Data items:
▼▼▼
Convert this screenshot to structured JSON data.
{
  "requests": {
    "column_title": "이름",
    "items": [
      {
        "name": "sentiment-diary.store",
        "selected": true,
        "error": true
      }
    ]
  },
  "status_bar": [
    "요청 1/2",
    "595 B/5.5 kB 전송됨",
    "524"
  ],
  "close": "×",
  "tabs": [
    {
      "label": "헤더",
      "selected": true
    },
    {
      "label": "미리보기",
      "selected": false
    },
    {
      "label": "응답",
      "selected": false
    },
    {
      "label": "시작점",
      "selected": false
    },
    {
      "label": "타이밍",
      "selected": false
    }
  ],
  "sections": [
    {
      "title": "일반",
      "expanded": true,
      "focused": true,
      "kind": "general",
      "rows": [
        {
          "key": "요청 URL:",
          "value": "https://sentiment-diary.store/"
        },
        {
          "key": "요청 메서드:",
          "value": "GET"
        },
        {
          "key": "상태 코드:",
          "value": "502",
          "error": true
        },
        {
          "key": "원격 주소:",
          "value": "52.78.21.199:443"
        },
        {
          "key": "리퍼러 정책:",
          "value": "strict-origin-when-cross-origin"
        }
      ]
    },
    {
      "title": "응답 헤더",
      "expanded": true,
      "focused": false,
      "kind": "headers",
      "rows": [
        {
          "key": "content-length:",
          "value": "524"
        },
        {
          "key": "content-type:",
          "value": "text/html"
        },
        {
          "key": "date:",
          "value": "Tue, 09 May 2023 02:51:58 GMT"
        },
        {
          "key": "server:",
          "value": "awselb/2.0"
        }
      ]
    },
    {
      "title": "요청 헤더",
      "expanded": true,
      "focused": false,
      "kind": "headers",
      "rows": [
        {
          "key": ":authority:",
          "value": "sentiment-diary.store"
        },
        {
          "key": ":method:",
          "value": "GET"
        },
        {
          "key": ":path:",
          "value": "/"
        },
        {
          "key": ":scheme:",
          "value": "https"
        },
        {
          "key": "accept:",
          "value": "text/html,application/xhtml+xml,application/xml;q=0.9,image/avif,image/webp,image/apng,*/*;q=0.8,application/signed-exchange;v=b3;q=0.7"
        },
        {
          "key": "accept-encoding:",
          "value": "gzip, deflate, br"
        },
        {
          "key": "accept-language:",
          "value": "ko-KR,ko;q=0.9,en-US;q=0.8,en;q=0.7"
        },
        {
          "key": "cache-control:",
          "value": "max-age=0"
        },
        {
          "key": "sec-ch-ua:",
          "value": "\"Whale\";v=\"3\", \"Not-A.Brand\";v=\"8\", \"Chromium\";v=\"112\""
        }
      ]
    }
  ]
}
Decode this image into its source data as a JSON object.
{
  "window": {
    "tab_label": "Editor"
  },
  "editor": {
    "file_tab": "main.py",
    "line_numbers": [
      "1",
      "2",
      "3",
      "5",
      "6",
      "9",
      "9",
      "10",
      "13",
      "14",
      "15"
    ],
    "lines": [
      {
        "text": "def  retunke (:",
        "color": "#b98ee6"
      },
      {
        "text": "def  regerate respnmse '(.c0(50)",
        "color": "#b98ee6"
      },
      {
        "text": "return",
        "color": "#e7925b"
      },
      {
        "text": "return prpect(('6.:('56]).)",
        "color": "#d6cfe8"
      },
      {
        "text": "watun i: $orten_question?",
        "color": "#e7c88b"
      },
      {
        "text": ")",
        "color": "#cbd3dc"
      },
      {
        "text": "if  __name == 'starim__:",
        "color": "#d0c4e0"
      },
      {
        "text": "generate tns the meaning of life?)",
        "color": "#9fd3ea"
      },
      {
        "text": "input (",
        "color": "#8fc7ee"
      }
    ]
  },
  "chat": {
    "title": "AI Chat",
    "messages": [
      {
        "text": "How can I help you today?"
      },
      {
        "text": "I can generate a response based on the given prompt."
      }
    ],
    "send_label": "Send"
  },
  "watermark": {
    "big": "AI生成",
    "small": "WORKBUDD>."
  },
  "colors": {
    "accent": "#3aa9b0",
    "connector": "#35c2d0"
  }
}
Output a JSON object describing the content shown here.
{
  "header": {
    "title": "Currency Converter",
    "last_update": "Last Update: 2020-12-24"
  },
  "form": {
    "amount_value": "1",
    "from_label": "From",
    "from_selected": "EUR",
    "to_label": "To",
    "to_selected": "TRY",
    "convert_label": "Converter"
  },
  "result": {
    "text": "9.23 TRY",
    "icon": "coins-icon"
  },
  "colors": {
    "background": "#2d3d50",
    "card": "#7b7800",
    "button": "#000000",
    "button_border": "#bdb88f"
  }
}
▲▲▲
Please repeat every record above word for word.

Convert this screenshot to structured JSON data.
{
  "requests": {
    "column_title": "이름",
    "items": [
      {
        "name": "sentiment-diary.store",
        "selected": true,
        "error": true
      }
    ]
  },
  "status_bar": [
    "요청 1/2",
    "595 B/5.5 kB 전송됨",
    "524"
  ],
  "close": "×",
  "tabs": [
    {
      "label": "헤더",
      "selected": true
    },
    {
      "label": "미리보기",
      "selected": false
    },
    {
      "label": "응답",
      "selected": false
    },
    {
      "label": "시작점",
      "selected": false
    },
    {
      "label": "타이밍",
      "selected": false
    }
  ],
  "sections": [
    {
      "title": "일반",
      "expanded": true,
      "focused": true,
      "kind": "general",
      "rows": [
        {
          "key": "요청 URL:",
          "value": "https://sentiment-diary.store/"
        },
        {
          "key": "요청 메서드:",
          "value": "GET"
        },
        {
          "key": "상태 코드:",
          "value": "502",
          "error": true
        },
        {
          "key": "원격 주소:",
          "value": "52.78.21.199:443"
        },
        {
          "key": "리퍼러 정책:",
          "value": "strict-origin-when-cross-origin"
        }
      ]
    },
    {
      "title": "응답 헤더",
      "expanded": true,
      "focused": false,
      "kind": "headers",
      "rows": [
        {
          "key": "content-length:",
          "value": "524"
        },
        {
          "key": "content-type:",
          "value": "text/html"
        },
        {
          "key": "date:",
          "value": "Tue, 09 May 2023 02:51:58 GMT"
        },
        {
          "key": "server:",
          "value": "awselb/2.0"
        }
      ]
    },
    {
      "title": "요청 헤더",
      "expanded": true,
      "focused": false,
      "kind": "headers",
      "rows": [
        {
          "key": ":authority:",
          "value": "sentiment-diary.store"
        },
        {
          "key": ":method:",
          "value": "GET"
        },
        {
          "key": ":path:",
          "value": "/"
        },
        {
          "key": ":scheme:",
          "value": "https"
        },
        {
          "key": "accept:",
          "value": "text/html,application/xhtml+xml,application/xml;q=0.9,image/avif,image/webp,image/apng,*/*;q=0.8,application/signed-exchange;v=b3;q=0.7"
        },
        {
          "key": "accept-encoding:",
          "value": "gzip, deflate, br"
        },
        {
          "key": "accept-language:",
          "value": "ko-KR,ko;q=0.9,en-US;q=0.8,en;q=0.7"
        },
        {
          "key": "cache-control:",
          "value": "max-age=0"
        },
        {
          "key": "sec-ch-ua:",
          "value": "\"Whale\";v=\"3\", \"Not-A.Brand\";v=\"8\", \"Chromium\";v=\"112\""
        }
      ]
    }
  ]
}
Decode this image into its source data as a JSON object.
{
  "window": {
    "tab_label": "Editor"
  },
  "editor": {
    "file_tab": "main.py",
    "line_numbers": [
      "1",
      "2",
      "3",
      "5",
      "6",
      "9",
      "9",
      "10",
      "13",
      "14",
      "15"
    ],
    "lines": [
      {
        "text": "def  retunke (:",
        "color": "#b98ee6"
      },
      {
        "text": "def  regerate respnmse '(.c0(50)",
        "color": "#b98ee6"
      },
      {
        "text": "return",
        "color": "#e7925b"
      },
      {
        "text": "return prpect(('6.:('56]).)",
        "color": "#d6cfe8"
      },
      {
        "text": "watun i: $orten_question?",
        "color": "#e7c88b"
      },
      {
        "text": ")",
        "color": "#cbd3dc"
      },
      {
        "text": "if  __name == 'starim__:",
        "color": "#d0c4e0"
      },
      {
        "text": "generate tns the meaning of life?)",
        "color": "#9fd3ea"
      },
      {
        "text": "input (",
        "color": "#8fc7ee"
      }
    ]
  },
  "chat": {
    "title": "AI Chat",
    "messages": [
      {
        "text": "How can I help you today?"
      },
      {
        "text": "I can generate a response based on the given prompt."
      }
    ],
    "send_label": "Send"
  },
  "watermark": {
    "big": "AI生成",
    "small": "WORKBUDD>."
  },
  "colors": {
    "accent": "#3aa9b0",
    "connector": "#35c2d0"
  }
}
Output a JSON object describing the content shown here.
{
  "header": {
    "title": "Currency Converter",
    "last_update": "Last Update: 2020-12-24"
  },
  "form": {
    "amount_value": "1",
    "from_label": "From",
    "from_selected": "EUR",
    "to_label": "To",
    "to_selected": "TRY",
    "convert_label": "Converter"
  },
  "result": {
    "text": "9.23 TRY",
    "icon": "coins-icon"
  },
  "colors": {
    "background": "#2d3d50",
    "card": "#7b7800",
    "button": "#000000",
    "button_border": "#bdb88f"
  }
}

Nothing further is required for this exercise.